Next time I experience some vague malaise while taking a treatment, I'll have to remember that the faint nausea, the headache, or what have you might actually be caused by my expectations, not the treatment itself. Fascinating.The best moment was Dr Peter Fisher from the (NHS-funded) Royal London Homeopathic hospital explaining that homeopathic sugar pills have physical side-effects – so they must be powerful.
Can a sugar pill have a side-effect? Interestingly, a paper published in the journal Pain next month looks at just this issue. It found every single placebo-controlled trial ever conducted on a migraine drug, and looked at the side-effects reported by the people in the control group, who received a dummy "placebo" sugar pill instead of the real drug. Not only were these side-effects common, they were also similar to those of whatever drug the patients thought they might be receiving.
And the next time somebody babbles about how awesome homeopathy is, here's a useful tidbit for ye:
There were comedy highlights, as you might expect from any serious inquiry into an industry where sugar pills have healing powers conferred upon them by being shaken with one drop of the ingredient which has been diluted so extremely that it equates to one molecule of the substance in a sphere of water whose diameter is roughly the distance from the Earth to the sun.
Ben Goldacre's whole article is worth reading. As are all his others. Definitely don't miss the possible role of aliens in siting Woolworth's stores. Bad science has never been so good!

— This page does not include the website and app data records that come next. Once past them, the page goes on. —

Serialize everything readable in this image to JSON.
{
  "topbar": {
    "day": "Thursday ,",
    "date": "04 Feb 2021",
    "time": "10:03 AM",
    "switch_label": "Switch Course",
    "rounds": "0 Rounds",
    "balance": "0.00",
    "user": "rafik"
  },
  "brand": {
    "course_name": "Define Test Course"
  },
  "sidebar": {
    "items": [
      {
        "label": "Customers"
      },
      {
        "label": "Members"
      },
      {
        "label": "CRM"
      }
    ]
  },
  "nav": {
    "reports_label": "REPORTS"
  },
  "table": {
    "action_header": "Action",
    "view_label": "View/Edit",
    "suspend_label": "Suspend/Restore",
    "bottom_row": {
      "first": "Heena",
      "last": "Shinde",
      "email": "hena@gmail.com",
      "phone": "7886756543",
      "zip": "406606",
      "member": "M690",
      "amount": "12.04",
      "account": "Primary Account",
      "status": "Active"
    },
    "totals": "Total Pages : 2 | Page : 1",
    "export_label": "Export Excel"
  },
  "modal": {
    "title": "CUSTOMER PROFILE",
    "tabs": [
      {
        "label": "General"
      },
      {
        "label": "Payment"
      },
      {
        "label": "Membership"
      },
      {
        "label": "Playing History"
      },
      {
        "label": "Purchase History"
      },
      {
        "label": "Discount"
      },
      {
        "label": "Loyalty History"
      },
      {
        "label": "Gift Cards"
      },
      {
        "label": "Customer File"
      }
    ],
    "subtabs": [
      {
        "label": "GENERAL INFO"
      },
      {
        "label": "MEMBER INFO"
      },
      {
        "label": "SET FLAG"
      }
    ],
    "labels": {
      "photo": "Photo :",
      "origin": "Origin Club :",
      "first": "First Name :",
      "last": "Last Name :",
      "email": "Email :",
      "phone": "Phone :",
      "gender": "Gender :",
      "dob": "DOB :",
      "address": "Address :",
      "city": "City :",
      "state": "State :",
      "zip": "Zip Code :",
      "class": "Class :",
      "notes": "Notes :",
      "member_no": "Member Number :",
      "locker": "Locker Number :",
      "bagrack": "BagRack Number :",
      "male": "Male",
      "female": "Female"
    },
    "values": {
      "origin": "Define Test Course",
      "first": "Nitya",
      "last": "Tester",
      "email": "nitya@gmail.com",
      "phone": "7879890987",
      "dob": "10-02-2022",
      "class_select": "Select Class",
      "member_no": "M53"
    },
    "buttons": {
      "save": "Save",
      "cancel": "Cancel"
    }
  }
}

(Tip o' the shot glass to Matthew Cobb, who's doing a stellar job filling in for Jerry Coyne)